In life, being a Christian carries a lot of responsibility for our actions toward others. In fact, just being a good person or good neighbor does the same. Even if you are none of the above, good sense should require you to at least consider your actions and what they leave behind you. Consider it your personal “wake”. You are responsible for your “wake”.
Titus was a young pastor who Paul gave instructions to, for himself and for the leaders of the church: “Show yourself in all respects to be a model of good works, and in your teaching show integrity and dignity” — TITUS 2:7
We should follow that advice in every aspect of our life and make sure those we leave “in our wake” are positively influenced, not left bobbing and in worse condition than when we passed by.
Now, back to boating. As you probably know if you are a regular reader, the channel at Lake D’Arbonne is full of white perch. The channel is also full of boatloads of white perch fishermen. They are in the middle of the “boat run” because that’s where the fish are right now.
Some others aren’t white perch fishing and like running in big fast boats from one end of the lake to the other. That creates a potential conflict that has been, for the most part, handled very well the past couple of months. People have been considerate, took their time and went around the fishing flotilla. Saturday, I witnessed what I hope was an isolated case. Two big fishing rigs running up the big lake together reached a group of 20-30 white perch boats along a 200-yard stretch in the channel just off Terrel Island. The big boats slowed down some, but not much. At one point, as they zoomed through running 30 MPH, possibly more, they had to bob and weave to avoid other boats. They slowed just enough to make their wakes even bigger. It wasn’t pretty.

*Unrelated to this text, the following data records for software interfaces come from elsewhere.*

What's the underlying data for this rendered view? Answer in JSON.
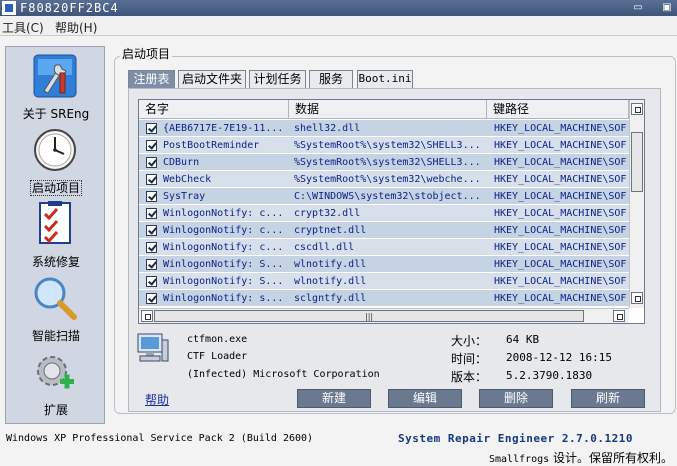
{
  "window": {
    "title": "F80820FF2BC4"
  },
  "menu": {
    "items": [
      "工具(C)",
      "帮助(H)"
    ]
  },
  "sidebar": {
    "items": [
      {
        "label": "关于 SREng",
        "icon": "tools-icon"
      },
      {
        "label": "启动项目",
        "icon": "clock-icon",
        "active": true
      },
      {
        "label": "系统修复",
        "icon": "checklist-icon"
      },
      {
        "label": "智能扫描",
        "icon": "magnifier-icon"
      },
      {
        "label": "扩展",
        "icon": "gear-plus-icon"
      }
    ]
  },
  "group": {
    "title": "启动项目"
  },
  "tabs": [
    "注册表",
    "启动文件夹",
    "计划任务",
    "服务",
    "Boot.ini"
  ],
  "list": {
    "columns": [
      "名字",
      "数据",
      "键路径"
    ],
    "rows": [
      {
        "name": "{AEB6717E-7E19-11...",
        "data": "shell32.dll",
        "key": "HKEY_LOCAL_MACHINE\\SOF"
      },
      {
        "name": "PostBootReminder",
        "data": "%SystemRoot%\\system32\\SHELL3...",
        "key": "HKEY_LOCAL_MACHINE\\SOF"
      },
      {
        "name": "CDBurn",
        "data": "%SystemRoot%\\system32\\SHELL3...",
        "key": "HKEY_LOCAL_MACHINE\\SOF"
      },
      {
        "name": "WebCheck",
        "data": "%SystemRoot%\\system32\\webche...",
        "key": "HKEY_LOCAL_MACHINE\\SOF"
      },
      {
        "name": "SysTray",
        "data": "C:\\WINDOWS\\system32\\stobject...",
        "key": "HKEY_LOCAL_MACHINE\\SOF"
      },
      {
        "name": "WinlogonNotify: c...",
        "data": "crypt32.dll",
        "key": "HKEY_LOCAL_MACHINE\\SOF"
      },
      {
        "name": "WinlogonNotify: c...",
        "data": "cryptnet.dll",
        "key": "HKEY_LOCAL_MACHINE\\SOF"
      },
      {
        "name": "WinlogonNotify: c...",
        "data": "cscdll.dll",
        "key": "HKEY_LOCAL_MACHINE\\SOF"
      },
      {
        "name": "WinlogonNotify: S...",
        "data": "wlnotify.dll",
        "key": "HKEY_LOCAL_MACHINE\\SOF"
      },
      {
        "name": "WinlogonNotify: S...",
        "data": "wlnotify.dll",
        "key": "HKEY_LOCAL_MACHINE\\SOF"
      },
      {
        "name": "WinlogonNotify: s...",
        "data": "sclgntfy.dll",
        "key": "HKEY_LOCAL_MACHINE\\SOF"
      }
    ],
    "hscroll_grip": "|||"
  },
  "details": {
    "file": "ctfmon.exe",
    "description": "CTF Loader",
    "company": "(Infected) Microsoft Corporation",
    "size_label": "大小：",
    "size_value": "64 KB",
    "time_label": "时间：",
    "time_value": "2008-12-12 16:15",
    "version_label": "版本：",
    "version_value": "5.2.3790.1830"
  },
  "actions": {
    "help": "帮助",
    "new": "新建",
    "edit": "编辑",
    "delete": "删除",
    "refresh": "刷新"
  },
  "status": {
    "os": "Windows XP Professional Service Pack 2 (Build 2600)",
    "product": "System Repair Engineer 2.7.0.1210",
    "copyright_brand": "Smallfrogs",
    "copyright_text": " 设计。保留所有权利。"
  },
  "colors": {
    "accent": "#6a7890",
    "tab_active": "#7e8ea6",
    "link": "#1a2ea8",
    "row_text": "#0a1f8c"
  }
}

The boaters could have idled through the area like everybody else did and it would have cost them maybe 2-3 minutes of their day. Instead, they raced off to win the day against the fish like it was life or death.
In their wake, they left angry, head-shaking fishermen wondering if somebody dropped the drivers on their heads as babies.
Just for the record, slowing down isn’t just the right thing to do, it’s the law. Louisiana boating law defines Reckless Operation as operating any vessel in a criminally negligent or reckless manner. Examples of illegal, reckless operation are: Boating in a restricted area such as weaving through congested waterway traffic or leaving a wake in a “No Wake” Zone. By the way, “No wake” zones have been established on all Louisiana waterways within 300 feet of a boat ramp that is open to the general public. Careless Operation is failing to operate a vessel in a careful and prudent manner and thereby endangering the life, limb, or property of any person. That includes the impact of the wake you and your boat leave behind.
In boating, always be responsible and realize you are responsible for your wake. Consider others. In life, do the same. Consider your wake. It follows you wherever you go…